Rows of corn stretching as far as the eye can see. A single lone tassel sticking up. Focus is fairly shallow with main point on the tassel. txking/iStock/GettyImages

USDA crop progress: Corn quality slips a point

Analysts had expected steady week-over-week quality; soybeans also down a point

Analysts expected USDA to keep corn and soybean quality ratings unchanged for the week ending August 18. But the agency’s latest crop progress report, out Monday afternoon, showed both crops losing a bit of ground this past week.

“A drop in corn and soybean ratings could provide a little support to markets badly in need of a lifeline after selling resumed on Monday,” notes Farm Futures senior grain market analyst Bryce Knorr.

081919CornYieldEstimate770.jpg
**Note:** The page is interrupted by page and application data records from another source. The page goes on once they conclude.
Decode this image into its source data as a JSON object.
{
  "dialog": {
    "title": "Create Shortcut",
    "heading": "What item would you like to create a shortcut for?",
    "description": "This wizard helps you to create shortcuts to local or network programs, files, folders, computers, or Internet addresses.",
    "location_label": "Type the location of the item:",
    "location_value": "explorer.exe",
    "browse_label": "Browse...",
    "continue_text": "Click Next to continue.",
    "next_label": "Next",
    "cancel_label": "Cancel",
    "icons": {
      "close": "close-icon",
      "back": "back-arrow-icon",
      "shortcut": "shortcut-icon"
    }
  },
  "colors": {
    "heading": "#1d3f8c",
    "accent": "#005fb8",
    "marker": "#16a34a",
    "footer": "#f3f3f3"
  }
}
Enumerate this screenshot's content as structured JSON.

USDA marked 56% of the U.S. corn crop in good-to-excellent condition, down a point from the agency’s August 11 report. Another 30% of the crop is rated fair (unchanged from a week ago), with the remaining 14% rated poor or very poor (up a point from a week ago).

“Corn yield potential slipped around three quarters of a bushel per acre to an average of 168.6 bpa, almost a full bushel below USDA’s estimate last week,” Knorr says. “Models based on crop ratings ranged from 168 to 169.3 bpa.”
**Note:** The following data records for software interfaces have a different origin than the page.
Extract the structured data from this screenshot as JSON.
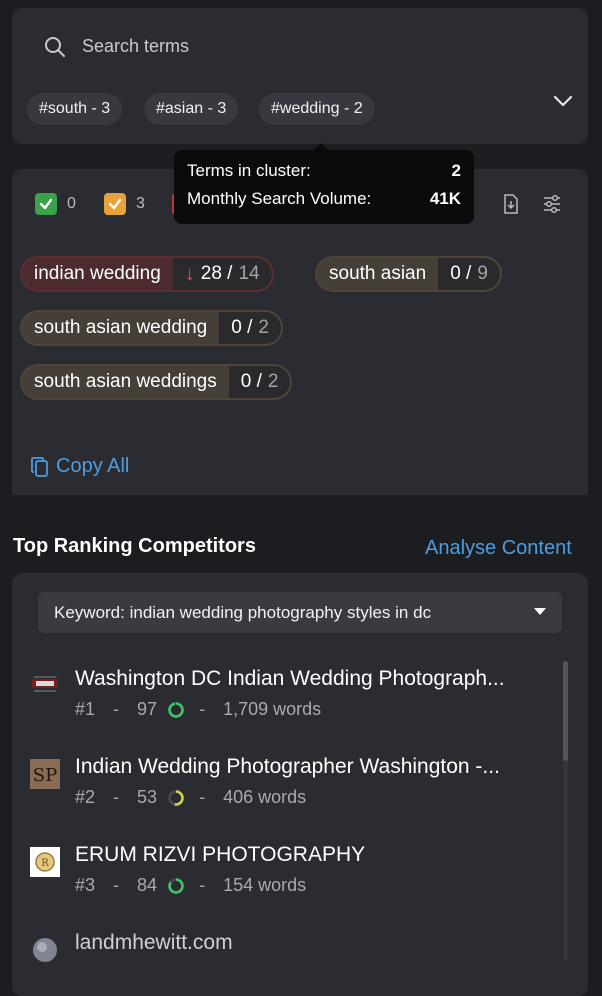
{
  "search": {
    "placeholder": "Search terms"
  },
  "chips": [
    {
      "tag": "#south",
      "count": "3"
    },
    {
      "tag": "#asian",
      "count": "3"
    },
    {
      "tag": "#wedding",
      "count": "2"
    }
  ],
  "tooltip": {
    "terms_label": "Terms in cluster:",
    "terms_value": "2",
    "volume_label": "Monthly Search Volume:",
    "volume_value": "41K"
  },
  "counts": {
    "green": "0",
    "orange": "3"
  },
  "terms": [
    {
      "name": "indian wedding",
      "current": "28",
      "total": "14",
      "trend": "down",
      "color": "#e05a5a"
    },
    {
      "name": "south asian",
      "current": "0",
      "total": "9"
    },
    {
      "name": "south asian wedding",
      "current": "0",
      "total": "2"
    },
    {
      "name": "south asian weddings",
      "current": "0",
      "total": "2"
    }
  ],
  "copy_all": "Copy All",
  "competitors_section": {
    "title": "Top Ranking Competitors",
    "analyse_link": "Analyse Content",
    "keyword_select": "Keyword: indian wedding photography styles in dc",
    "items": [
      {
        "title": "Washington DC Indian Wedding Photograph...",
        "rank": "#1",
        "score": "97",
        "score_pct": 97,
        "words": "1,709 words",
        "ring_color": "#3ec46d"
      },
      {
        "title": "Indian Wedding Photographer Washington -...",
        "rank": "#2",
        "score": "53",
        "score_pct": 53,
        "words": "406 words",
        "ring_color": "#d6d04a"
      },
      {
        "title": "ERUM RIZVI PHOTOGRAPHY",
        "rank": "#3",
        "score": "84",
        "score_pct": 84,
        "words": "154 words",
        "ring_color": "#3ec46d"
      },
      {
        "title": "landmhewitt.com"
      }
    ]
  },
  "colors": {
    "accent": "#4d9de0",
    "background": "#1c1d21",
    "card": "#2b2c31"
  }
}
081919ProjectedUSCornYields770.jpg

Physiologically, the crop remains well behind average for this time of year. Ninety-five percent of the crop is now silking, 55% is at dough stage and 15% is dented. All maturity levels remain significantly slow compared to 2018’s pace as well as the prior five-year average.

Soybean crop condition also tilted downward last week, with 53% of the crop now in good-to-excellent condition. Another 33% of the crop is rated fair (unchanged from last week), with the remaining 14% rated poor or very poor (up a point from last week).
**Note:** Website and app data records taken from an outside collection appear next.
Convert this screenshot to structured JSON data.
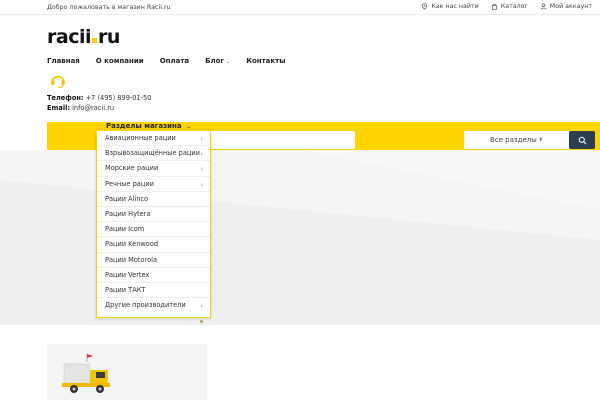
{
  "topbar": {
    "welcome": "Добро пожаловать в магазин Racii.ru",
    "links": [
      {
        "label": "Как нас найти",
        "icon": "location-pin-icon"
      },
      {
        "label": "Каталог",
        "icon": "shopping-bag-icon"
      },
      {
        "label": "Мой аккаунт",
        "icon": "user-icon"
      }
    ]
  },
  "logo": {
    "left": "racii",
    "right": "ru"
  },
  "nav": {
    "items": [
      "Главная",
      "О компании",
      "Оплата",
      "Блог",
      "Контакты"
    ]
  },
  "contact": {
    "phone_label": "Телефон:",
    "phone": "+7 (495) 899-01-50",
    "email_label": "Email:",
    "email": "info@racii.ru"
  },
  "search": {
    "placeholder": "",
    "category_select": "Все разделы",
    "categories_toggle": "Разделы магазина"
  },
  "categories": [
    {
      "label": "Авиационные рации",
      "has_sub": true
    },
    {
      "label": "Взрывозащищённые рации",
      "has_sub": true
    },
    {
      "label": "Морские рации",
      "has_sub": true
    },
    {
      "label": "Речные рации",
      "has_sub": true
    },
    {
      "label": "Рации Alinco",
      "has_sub": false
    },
    {
      "label": "Рации Hytera",
      "has_sub": false
    },
    {
      "label": "Рации Icom",
      "has_sub": false
    },
    {
      "label": "Рации Kenwood",
      "has_sub": false
    },
    {
      "label": "Рации Motorola",
      "has_sub": false
    },
    {
      "label": "Рации Vertex",
      "has_sub": false
    },
    {
      "label": "Рации ТАКТ",
      "has_sub": false
    },
    {
      "label": "Другие производители",
      "has_sub": true
    }
  ],
  "colors": {
    "accent": "#ffd400",
    "dark_button": "#2c3e50"
  }
}
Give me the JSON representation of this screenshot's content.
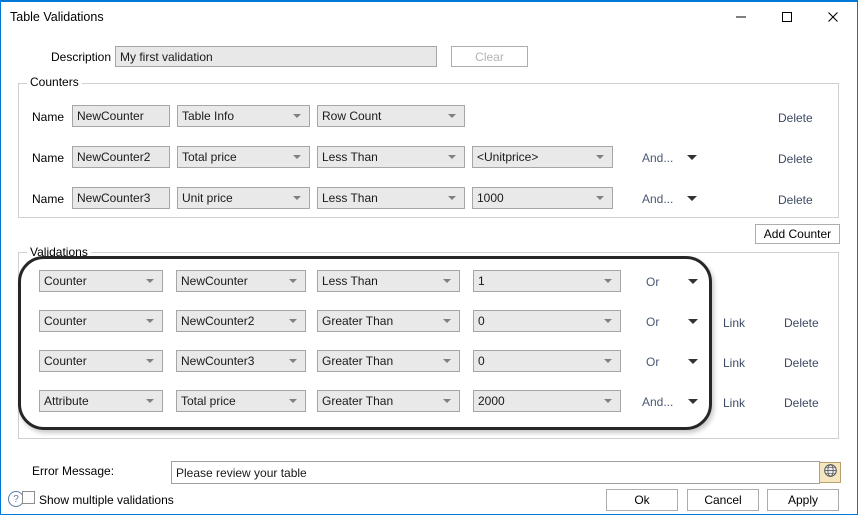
{
  "window": {
    "title": "Table Validations",
    "controls": {
      "minimize": "minimize-icon",
      "maximize": "maximize-icon",
      "close": "close-icon"
    },
    "accent_color": "#0078d7"
  },
  "description": {
    "label": "Description",
    "value": "My first validation",
    "clear_label": "Clear"
  },
  "counters": {
    "group_title": "Counters",
    "name_label": "Name",
    "delete_label": "Delete",
    "add_button": "Add Counter",
    "rows": [
      {
        "name": "NewCounter",
        "source": "Table Info",
        "operator": "Row Count",
        "value": "",
        "conjunction": "",
        "has_value": false,
        "has_conjunction": false,
        "delete": "Delete"
      },
      {
        "name": "NewCounter2",
        "source": "Total price",
        "operator": "Less Than",
        "value": "<Unitprice>",
        "conjunction": "And...",
        "has_value": true,
        "has_conjunction": true,
        "delete": "Delete"
      },
      {
        "name": "NewCounter3",
        "source": "Unit price",
        "operator": "Less Than",
        "value": "1000",
        "conjunction": "And...",
        "has_value": true,
        "has_conjunction": true,
        "delete": "Delete"
      }
    ]
  },
  "validations": {
    "group_title": "Validations",
    "link_label": "Link",
    "delete_label": "Delete",
    "rows": [
      {
        "type": "Counter",
        "target": "NewCounter",
        "operator": "Less Than",
        "value": "1",
        "conjunction": "Or",
        "link": "",
        "delete": "",
        "has_actions": false
      },
      {
        "type": "Counter",
        "target": "NewCounter2",
        "operator": "Greater Than",
        "value": "0",
        "conjunction": "Or",
        "link": "Link",
        "delete": "Delete",
        "has_actions": true
      },
      {
        "type": "Counter",
        "target": "NewCounter3",
        "operator": "Greater Than",
        "value": "0",
        "conjunction": "Or",
        "link": "Link",
        "delete": "Delete",
        "has_actions": true
      },
      {
        "type": "Attribute",
        "target": "Total price",
        "operator": "Greater Than",
        "value": "2000",
        "conjunction": "And...",
        "link": "Link",
        "delete": "Delete",
        "has_actions": true
      }
    ]
  },
  "error_message": {
    "label": "Error Message:",
    "value": "Please review your table",
    "globe_icon": "globe-icon"
  },
  "footer": {
    "help_icon": "help-question-icon",
    "show_multiple_label": "Show multiple validations",
    "show_multiple_checked": false,
    "ok_label": "Ok",
    "cancel_label": "Cancel",
    "apply_label": "Apply"
  }
}
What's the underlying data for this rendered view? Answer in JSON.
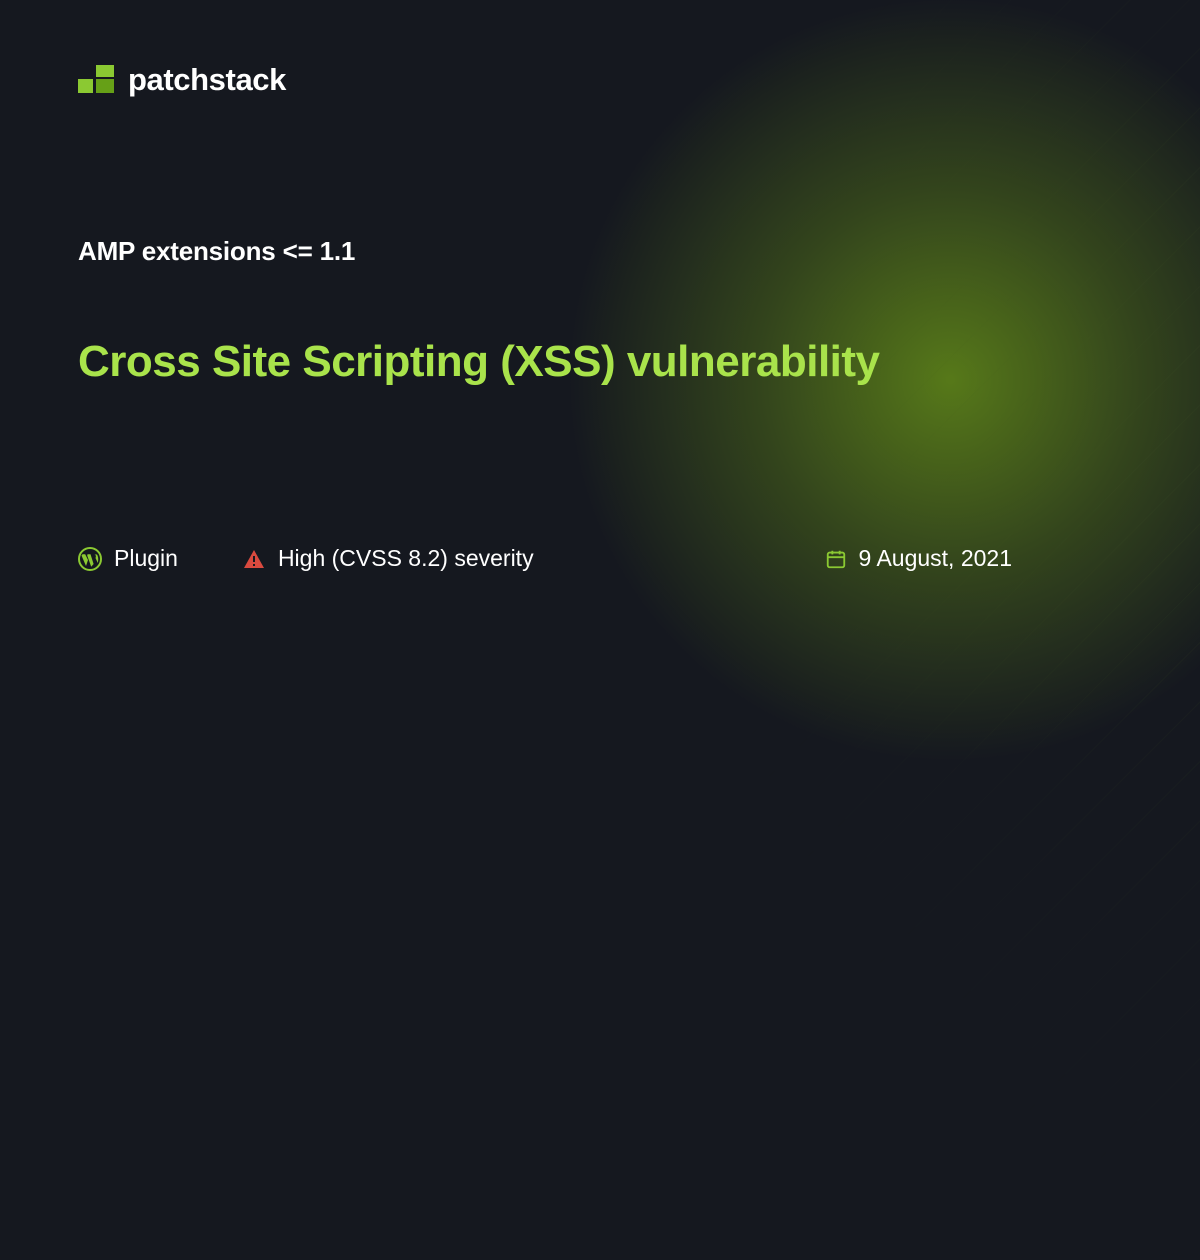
{
  "brand": {
    "name": "patchstack"
  },
  "affected": "AMP extensions <= 1.1",
  "title": "Cross Site Scripting (XSS) vulnerability",
  "meta": {
    "type": "Plugin",
    "severity": "High (CVSS 8.2) severity",
    "date": "9 August, 2021"
  },
  "colors": {
    "accent": "#A9E34B",
    "logo_light": "#8BC932",
    "logo_dark": "#66A017",
    "danger": "#D94A3F"
  }
}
081919SoybeanYieldEstimate770.jpg

“Soybean ratings lost the equivalent of a quarter bushel per acre, with the average of the two models down to 49.7 bpa,” Knorr says. “That’s 1.2 bpa above the 48.5 reported last week by USDA. Our two models ranged from 49.3 bpa to 50 bpa.”

Physiologically, 90% of the crop is now blooming, versus 2018’s pace of 99% and the prior five-year average of 96%. And 68% of the crop is now setting pods, versus 2018’s pace of 90% and the prior five-year average of 85%.

081919ProjectedUSSoybeanYields770.jpg

081919ProjectedUSSpringWheatYields770.jpg

Spring wheat crop conditions firmed, in contrast, with 70% of the crop now in good-to-excellent condition after improving a point from last week. Another 23% of the crop is rated fair (unchanged from a week ago), with the remaining 7% rated poor or very poor (down a point from a week ago).

“After falling last week spring wheat yield potential improved a little this week, coming in at 50.75 bpa, in a range from 49.9 to 51.6 bpa,” Knorr says. “USDA raised its forecast of spring wheat production last week, putting the yield at 49.2 bpa.”

081919SpringWheatYields770.jpg

Harvest progress was more sluggish last week than analysts anticipated, meantime, after reaching 16% completion. That doubled the prior week’s pace of 8% but remains significantly behind 2018’s pace of 56% and the prior five-year average of 49%.

And winter wheat harvest is one step closer to completion after reaching progress of 93% last week, versus 2018’s pace of 97% and the prior five-year average of 98%.

Click here to review the latest crop progress data set from USDA.

Hide comments

Comments

  • Allowed HTML tags: <em> <strong> <blockquote> <br> <p>

Plain text

  • No HTML tags allowed.
  • Web page addresses and e-mail addresses turn into links automatically.
  • Lines and paragraphs break automatically.
Publish